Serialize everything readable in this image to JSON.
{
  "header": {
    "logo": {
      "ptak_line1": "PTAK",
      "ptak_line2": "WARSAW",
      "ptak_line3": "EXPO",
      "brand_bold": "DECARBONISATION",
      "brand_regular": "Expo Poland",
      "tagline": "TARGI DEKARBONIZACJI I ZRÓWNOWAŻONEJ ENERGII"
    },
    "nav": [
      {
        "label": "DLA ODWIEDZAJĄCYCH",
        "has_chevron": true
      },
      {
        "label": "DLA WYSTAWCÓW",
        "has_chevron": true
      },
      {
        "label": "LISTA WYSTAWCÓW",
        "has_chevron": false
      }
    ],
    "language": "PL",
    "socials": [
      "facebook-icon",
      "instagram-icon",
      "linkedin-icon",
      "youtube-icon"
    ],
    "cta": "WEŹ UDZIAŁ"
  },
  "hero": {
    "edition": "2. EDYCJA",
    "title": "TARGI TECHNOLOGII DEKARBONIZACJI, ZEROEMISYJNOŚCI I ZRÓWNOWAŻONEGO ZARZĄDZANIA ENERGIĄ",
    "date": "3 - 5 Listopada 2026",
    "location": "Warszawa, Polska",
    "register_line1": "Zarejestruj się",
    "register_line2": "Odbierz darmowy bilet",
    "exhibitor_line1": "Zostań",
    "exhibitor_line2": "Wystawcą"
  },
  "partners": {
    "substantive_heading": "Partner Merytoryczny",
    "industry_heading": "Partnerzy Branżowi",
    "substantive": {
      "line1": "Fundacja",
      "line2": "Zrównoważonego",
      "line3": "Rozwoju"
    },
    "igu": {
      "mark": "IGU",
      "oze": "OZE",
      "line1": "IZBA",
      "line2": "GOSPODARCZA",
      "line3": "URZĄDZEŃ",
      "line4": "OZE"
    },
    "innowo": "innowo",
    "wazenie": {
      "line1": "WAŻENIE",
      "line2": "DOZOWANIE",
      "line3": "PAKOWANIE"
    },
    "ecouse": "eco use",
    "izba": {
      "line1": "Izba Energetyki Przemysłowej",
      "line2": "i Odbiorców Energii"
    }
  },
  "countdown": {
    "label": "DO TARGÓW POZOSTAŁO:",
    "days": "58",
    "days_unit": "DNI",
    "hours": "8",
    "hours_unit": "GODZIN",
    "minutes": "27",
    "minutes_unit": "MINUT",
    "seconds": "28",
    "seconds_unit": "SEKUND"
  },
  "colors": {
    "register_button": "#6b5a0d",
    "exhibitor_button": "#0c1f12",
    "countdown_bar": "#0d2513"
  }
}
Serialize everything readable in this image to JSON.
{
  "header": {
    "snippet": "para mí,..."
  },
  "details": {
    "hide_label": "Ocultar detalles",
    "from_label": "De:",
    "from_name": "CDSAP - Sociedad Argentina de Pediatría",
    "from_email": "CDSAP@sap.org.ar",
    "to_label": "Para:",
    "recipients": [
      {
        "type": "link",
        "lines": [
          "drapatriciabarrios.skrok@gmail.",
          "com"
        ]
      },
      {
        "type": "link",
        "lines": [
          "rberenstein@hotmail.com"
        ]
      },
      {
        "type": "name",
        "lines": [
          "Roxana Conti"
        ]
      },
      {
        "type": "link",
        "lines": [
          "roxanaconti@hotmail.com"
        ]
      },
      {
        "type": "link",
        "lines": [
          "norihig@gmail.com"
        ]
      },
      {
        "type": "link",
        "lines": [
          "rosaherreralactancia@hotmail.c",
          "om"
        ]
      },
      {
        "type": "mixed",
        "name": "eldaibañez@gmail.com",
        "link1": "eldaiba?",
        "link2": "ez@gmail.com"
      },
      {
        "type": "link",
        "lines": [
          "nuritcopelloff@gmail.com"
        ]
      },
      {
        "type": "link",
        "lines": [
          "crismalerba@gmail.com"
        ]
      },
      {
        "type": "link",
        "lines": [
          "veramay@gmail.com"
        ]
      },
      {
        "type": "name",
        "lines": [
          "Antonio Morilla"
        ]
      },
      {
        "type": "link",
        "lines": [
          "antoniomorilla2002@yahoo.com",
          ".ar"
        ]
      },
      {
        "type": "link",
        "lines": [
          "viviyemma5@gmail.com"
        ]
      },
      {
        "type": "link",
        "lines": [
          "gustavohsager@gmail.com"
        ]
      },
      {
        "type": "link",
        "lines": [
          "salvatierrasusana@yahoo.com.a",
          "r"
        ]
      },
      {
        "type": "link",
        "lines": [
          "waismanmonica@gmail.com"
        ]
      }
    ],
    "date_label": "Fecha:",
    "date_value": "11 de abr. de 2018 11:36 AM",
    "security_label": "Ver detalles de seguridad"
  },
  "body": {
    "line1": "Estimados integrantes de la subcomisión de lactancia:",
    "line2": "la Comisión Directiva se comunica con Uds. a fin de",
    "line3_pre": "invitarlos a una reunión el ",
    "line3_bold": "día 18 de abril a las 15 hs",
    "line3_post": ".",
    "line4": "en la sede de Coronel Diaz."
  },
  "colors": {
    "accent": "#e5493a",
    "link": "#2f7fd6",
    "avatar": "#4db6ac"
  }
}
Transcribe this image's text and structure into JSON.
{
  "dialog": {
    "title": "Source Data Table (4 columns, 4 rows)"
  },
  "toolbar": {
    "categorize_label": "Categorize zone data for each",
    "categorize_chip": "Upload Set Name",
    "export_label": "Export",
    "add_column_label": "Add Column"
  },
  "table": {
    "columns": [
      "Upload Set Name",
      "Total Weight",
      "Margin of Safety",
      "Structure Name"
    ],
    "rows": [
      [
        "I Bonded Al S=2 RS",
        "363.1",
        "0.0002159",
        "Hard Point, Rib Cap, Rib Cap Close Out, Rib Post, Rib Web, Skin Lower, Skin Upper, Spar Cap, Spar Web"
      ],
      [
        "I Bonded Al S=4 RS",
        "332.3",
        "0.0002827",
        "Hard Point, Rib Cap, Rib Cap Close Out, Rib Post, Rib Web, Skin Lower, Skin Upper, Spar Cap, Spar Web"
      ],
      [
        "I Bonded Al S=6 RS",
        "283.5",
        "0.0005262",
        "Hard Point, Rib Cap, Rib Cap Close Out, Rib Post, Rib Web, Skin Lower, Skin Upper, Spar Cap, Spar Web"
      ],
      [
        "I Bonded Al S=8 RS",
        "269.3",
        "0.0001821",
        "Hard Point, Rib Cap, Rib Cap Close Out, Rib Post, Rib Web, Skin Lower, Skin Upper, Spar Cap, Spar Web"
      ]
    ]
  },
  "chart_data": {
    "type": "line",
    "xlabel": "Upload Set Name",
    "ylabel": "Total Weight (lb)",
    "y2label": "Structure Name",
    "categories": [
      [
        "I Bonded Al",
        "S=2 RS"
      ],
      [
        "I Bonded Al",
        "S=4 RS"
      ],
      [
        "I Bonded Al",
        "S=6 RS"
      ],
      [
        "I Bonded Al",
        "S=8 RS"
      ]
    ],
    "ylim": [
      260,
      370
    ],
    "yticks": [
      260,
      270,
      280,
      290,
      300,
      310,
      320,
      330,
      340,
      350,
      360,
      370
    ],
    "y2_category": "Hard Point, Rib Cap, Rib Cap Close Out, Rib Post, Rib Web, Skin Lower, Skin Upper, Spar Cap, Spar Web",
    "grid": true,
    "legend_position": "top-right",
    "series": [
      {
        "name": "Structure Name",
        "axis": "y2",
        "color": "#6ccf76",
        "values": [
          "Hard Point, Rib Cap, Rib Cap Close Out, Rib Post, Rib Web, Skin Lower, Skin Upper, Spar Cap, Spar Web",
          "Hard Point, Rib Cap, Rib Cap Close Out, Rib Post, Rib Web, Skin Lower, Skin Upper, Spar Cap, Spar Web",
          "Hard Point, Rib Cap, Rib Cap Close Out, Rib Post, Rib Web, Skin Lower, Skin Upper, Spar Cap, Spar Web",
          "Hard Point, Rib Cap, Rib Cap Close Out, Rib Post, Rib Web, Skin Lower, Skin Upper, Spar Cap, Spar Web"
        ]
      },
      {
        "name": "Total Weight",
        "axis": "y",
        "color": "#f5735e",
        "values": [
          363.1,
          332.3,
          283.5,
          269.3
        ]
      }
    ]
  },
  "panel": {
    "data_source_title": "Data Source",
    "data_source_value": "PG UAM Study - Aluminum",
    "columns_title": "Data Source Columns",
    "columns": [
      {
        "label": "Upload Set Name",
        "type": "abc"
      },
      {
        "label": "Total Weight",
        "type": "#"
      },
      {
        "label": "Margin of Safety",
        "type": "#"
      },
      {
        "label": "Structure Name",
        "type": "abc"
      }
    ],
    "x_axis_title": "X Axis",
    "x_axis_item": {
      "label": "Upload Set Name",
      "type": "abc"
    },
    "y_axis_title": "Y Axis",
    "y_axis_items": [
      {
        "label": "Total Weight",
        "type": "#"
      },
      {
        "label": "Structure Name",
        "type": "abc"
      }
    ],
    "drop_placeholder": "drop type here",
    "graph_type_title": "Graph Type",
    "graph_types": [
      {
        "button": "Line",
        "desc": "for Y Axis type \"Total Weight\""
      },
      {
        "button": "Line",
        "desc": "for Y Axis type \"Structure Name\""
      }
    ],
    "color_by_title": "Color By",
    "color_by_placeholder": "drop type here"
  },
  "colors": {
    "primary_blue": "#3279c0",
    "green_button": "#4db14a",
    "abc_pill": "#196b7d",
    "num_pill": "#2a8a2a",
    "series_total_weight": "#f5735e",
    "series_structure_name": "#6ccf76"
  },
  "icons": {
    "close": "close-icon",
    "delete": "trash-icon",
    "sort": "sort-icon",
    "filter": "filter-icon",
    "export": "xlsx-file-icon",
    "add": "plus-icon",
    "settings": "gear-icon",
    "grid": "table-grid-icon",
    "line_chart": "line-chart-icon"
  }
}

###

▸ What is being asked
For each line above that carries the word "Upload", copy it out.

▸ Answer to the problem
    "categorize_chip": "Upload Set Name",
      "Upload Set Name",
    "xlabel": "Upload Set Name",
        "label": "Upload Set Name",
      "label": "Upload Set Name",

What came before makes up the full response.